→ **EXERCISE DESCRIPTION**
Your answer should consist of the lines in the following data that contain "файлы".

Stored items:
================================
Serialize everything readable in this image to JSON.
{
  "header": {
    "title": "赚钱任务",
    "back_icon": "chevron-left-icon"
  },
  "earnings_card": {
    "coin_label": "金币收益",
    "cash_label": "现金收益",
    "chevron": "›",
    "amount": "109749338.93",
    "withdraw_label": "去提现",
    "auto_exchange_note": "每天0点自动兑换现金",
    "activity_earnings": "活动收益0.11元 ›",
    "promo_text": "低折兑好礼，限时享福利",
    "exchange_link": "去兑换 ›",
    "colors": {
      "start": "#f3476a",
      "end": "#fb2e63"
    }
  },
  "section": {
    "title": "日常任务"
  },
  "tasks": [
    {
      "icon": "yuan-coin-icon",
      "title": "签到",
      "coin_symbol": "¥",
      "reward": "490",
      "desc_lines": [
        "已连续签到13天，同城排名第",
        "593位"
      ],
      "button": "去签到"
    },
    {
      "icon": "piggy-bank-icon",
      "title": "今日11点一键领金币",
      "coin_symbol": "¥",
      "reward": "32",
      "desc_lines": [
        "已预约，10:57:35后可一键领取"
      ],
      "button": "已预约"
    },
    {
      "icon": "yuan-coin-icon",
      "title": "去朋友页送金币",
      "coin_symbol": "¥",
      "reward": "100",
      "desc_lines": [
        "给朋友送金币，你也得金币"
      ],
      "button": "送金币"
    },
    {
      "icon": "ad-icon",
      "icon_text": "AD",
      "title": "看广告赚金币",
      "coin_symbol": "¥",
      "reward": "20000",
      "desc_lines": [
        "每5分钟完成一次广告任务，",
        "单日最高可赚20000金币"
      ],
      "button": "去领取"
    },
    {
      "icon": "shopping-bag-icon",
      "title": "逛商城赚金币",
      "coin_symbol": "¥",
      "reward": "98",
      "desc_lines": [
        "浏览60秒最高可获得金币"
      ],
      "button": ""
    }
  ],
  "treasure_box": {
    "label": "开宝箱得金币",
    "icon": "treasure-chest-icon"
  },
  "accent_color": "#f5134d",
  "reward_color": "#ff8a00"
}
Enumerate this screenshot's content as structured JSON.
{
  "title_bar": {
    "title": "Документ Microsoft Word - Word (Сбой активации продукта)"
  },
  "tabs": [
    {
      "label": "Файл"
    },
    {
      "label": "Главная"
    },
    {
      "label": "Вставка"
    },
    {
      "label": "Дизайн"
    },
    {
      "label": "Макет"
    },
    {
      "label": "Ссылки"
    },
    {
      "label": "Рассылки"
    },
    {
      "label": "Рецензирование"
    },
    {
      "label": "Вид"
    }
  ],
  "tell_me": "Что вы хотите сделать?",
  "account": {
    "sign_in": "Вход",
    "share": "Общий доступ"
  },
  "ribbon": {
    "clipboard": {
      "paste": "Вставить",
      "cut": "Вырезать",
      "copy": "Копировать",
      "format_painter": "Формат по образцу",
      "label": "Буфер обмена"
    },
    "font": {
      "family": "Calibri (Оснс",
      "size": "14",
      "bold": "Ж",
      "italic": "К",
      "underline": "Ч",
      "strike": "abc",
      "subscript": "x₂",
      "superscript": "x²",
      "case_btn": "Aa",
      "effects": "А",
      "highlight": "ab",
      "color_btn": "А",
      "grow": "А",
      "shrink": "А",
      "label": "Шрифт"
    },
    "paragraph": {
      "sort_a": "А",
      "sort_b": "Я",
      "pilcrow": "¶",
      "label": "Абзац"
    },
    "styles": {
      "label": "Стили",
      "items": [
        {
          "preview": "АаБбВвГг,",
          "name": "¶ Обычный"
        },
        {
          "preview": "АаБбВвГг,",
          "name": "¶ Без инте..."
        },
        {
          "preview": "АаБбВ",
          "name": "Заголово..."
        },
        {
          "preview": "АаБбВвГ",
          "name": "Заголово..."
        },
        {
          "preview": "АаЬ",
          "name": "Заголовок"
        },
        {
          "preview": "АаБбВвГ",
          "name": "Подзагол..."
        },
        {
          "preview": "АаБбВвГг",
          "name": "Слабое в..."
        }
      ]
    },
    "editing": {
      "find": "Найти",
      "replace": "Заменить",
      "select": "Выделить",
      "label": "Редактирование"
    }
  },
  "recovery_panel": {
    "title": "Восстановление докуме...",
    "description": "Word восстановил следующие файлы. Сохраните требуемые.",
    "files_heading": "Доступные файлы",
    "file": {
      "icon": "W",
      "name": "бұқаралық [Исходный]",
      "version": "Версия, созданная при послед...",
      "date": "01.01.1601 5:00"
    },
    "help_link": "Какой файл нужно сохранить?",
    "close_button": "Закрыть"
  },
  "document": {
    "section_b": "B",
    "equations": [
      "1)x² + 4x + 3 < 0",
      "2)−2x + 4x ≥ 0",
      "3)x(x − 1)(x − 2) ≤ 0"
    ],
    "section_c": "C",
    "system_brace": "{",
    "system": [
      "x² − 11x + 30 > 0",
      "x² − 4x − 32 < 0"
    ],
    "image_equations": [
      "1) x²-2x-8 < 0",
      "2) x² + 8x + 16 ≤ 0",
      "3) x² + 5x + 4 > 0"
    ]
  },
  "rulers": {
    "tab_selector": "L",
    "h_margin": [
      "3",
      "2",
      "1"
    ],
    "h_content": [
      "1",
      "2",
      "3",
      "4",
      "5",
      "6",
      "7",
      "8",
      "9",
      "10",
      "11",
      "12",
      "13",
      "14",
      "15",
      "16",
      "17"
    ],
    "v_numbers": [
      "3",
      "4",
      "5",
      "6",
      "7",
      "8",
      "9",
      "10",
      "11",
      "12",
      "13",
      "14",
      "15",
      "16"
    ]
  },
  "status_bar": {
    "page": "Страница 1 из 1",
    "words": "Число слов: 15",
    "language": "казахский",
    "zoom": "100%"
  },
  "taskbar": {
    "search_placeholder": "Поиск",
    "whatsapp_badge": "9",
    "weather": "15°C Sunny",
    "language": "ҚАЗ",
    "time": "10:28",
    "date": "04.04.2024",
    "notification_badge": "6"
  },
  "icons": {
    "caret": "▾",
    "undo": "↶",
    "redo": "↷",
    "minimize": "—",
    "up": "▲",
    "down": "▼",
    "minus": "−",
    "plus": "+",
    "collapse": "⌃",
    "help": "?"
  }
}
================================
→ **OUTPUT BELOW**
    "description": "Word восстановил следующие файлы. Сохраните требуемые.",
    "files_heading": "Доступные файлы",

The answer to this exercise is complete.